■ The data
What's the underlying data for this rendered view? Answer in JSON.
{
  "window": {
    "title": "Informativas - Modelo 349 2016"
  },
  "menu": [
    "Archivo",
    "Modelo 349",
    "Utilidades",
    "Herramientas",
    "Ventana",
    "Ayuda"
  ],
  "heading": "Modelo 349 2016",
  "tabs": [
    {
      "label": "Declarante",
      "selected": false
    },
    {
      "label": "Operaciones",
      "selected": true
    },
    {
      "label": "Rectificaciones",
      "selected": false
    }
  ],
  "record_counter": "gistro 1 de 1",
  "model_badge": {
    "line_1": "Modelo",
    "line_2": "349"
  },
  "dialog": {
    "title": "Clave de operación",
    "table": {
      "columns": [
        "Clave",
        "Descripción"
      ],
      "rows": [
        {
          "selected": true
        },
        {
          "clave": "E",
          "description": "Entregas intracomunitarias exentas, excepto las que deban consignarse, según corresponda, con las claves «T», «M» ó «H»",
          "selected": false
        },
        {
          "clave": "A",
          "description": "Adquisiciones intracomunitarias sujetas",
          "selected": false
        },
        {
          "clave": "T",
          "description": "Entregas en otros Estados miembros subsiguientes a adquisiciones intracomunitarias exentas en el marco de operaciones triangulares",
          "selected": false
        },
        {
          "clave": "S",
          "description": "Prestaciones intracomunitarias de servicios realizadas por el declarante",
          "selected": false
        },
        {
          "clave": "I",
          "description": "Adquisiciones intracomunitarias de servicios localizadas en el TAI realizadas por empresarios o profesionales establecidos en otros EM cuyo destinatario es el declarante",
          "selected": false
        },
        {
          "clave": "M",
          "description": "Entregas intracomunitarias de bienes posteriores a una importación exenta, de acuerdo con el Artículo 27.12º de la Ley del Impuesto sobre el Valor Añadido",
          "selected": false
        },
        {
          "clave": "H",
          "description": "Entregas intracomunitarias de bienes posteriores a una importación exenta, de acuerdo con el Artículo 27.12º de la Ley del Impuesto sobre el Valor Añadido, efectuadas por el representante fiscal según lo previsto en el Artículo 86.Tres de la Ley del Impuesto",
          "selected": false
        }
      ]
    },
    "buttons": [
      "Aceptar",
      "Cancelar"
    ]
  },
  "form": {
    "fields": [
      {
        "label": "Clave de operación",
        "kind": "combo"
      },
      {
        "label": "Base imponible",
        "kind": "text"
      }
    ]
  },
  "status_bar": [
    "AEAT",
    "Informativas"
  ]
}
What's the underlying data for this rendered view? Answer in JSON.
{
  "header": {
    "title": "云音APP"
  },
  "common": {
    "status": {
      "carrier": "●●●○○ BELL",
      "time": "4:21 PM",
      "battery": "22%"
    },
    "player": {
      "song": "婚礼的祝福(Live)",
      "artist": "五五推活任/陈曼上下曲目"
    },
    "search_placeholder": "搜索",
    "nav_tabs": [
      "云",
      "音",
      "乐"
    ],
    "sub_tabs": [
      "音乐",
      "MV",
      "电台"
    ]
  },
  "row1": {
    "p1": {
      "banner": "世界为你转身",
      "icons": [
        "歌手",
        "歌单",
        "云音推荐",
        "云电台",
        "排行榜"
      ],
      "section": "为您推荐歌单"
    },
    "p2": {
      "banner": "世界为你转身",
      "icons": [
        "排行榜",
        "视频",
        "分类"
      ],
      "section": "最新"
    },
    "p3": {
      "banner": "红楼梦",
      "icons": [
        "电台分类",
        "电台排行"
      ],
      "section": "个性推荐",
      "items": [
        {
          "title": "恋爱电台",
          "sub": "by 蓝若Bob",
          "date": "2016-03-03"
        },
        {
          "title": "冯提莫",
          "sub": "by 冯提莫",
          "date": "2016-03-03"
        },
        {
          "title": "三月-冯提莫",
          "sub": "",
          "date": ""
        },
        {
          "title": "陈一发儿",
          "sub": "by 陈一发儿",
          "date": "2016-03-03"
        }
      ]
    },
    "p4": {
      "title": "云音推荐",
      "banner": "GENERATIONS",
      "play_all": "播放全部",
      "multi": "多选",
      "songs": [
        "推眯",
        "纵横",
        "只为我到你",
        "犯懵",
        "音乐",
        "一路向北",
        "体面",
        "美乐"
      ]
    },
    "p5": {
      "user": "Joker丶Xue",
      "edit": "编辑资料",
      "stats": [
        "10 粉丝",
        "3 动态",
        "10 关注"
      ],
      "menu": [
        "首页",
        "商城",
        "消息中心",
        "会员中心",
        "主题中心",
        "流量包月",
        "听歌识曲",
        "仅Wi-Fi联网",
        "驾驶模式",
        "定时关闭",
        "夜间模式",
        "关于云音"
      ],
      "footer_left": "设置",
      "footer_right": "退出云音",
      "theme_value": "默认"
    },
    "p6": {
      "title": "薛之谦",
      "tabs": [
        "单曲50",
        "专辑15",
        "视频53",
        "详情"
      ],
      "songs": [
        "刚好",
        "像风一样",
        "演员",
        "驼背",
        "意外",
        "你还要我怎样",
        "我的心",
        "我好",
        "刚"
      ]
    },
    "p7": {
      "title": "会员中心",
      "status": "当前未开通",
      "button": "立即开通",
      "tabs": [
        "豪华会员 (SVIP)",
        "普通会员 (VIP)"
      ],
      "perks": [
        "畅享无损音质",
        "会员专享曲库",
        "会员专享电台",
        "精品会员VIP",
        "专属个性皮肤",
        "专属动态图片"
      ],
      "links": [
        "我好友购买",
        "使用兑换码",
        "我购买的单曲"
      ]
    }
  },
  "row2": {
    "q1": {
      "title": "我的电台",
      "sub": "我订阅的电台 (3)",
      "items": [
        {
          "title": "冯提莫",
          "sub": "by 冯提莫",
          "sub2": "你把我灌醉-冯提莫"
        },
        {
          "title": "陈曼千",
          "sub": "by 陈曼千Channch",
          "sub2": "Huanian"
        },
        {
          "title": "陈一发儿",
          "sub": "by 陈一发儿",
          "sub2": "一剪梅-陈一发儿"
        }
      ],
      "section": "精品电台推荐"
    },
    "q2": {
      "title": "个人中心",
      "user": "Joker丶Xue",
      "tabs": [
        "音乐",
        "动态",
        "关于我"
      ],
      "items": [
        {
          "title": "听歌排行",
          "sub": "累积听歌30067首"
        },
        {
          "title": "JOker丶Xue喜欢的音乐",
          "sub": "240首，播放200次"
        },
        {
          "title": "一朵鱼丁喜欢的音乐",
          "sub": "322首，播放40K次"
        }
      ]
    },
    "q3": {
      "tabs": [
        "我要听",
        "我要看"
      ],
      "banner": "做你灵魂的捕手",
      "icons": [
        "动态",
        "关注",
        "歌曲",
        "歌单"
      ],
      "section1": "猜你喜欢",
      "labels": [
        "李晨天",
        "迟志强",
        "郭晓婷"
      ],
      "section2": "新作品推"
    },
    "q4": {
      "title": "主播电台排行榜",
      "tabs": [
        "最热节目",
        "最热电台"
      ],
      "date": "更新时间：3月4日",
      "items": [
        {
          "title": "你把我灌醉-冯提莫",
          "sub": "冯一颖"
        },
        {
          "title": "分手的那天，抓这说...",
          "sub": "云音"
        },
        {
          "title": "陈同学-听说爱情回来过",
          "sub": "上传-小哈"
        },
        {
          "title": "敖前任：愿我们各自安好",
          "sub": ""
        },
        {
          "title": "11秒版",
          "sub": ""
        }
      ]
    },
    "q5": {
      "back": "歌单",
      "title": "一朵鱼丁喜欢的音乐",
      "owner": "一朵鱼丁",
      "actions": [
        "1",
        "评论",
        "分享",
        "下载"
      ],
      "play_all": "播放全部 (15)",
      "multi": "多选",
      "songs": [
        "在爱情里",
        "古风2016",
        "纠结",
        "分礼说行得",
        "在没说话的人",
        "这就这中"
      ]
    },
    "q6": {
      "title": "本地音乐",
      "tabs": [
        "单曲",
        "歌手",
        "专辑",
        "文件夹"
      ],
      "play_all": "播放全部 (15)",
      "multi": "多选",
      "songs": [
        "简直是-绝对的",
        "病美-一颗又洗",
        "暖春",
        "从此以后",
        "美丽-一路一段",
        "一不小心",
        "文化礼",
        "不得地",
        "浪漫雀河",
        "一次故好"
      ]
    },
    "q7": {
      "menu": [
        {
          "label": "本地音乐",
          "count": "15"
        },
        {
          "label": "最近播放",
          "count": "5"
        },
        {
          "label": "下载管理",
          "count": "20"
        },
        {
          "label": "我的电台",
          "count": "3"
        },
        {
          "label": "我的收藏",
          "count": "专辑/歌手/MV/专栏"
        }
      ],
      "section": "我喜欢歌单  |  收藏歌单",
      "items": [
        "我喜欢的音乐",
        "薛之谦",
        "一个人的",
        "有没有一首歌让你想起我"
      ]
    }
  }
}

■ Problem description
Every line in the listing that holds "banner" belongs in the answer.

■ Task solution
      "banner": "世界为你转身",
      "banner": "世界为你转身",
      "banner": "红楼梦",
      "banner": "GENERATIONS",
      "banner": "做你灵魂的捕手",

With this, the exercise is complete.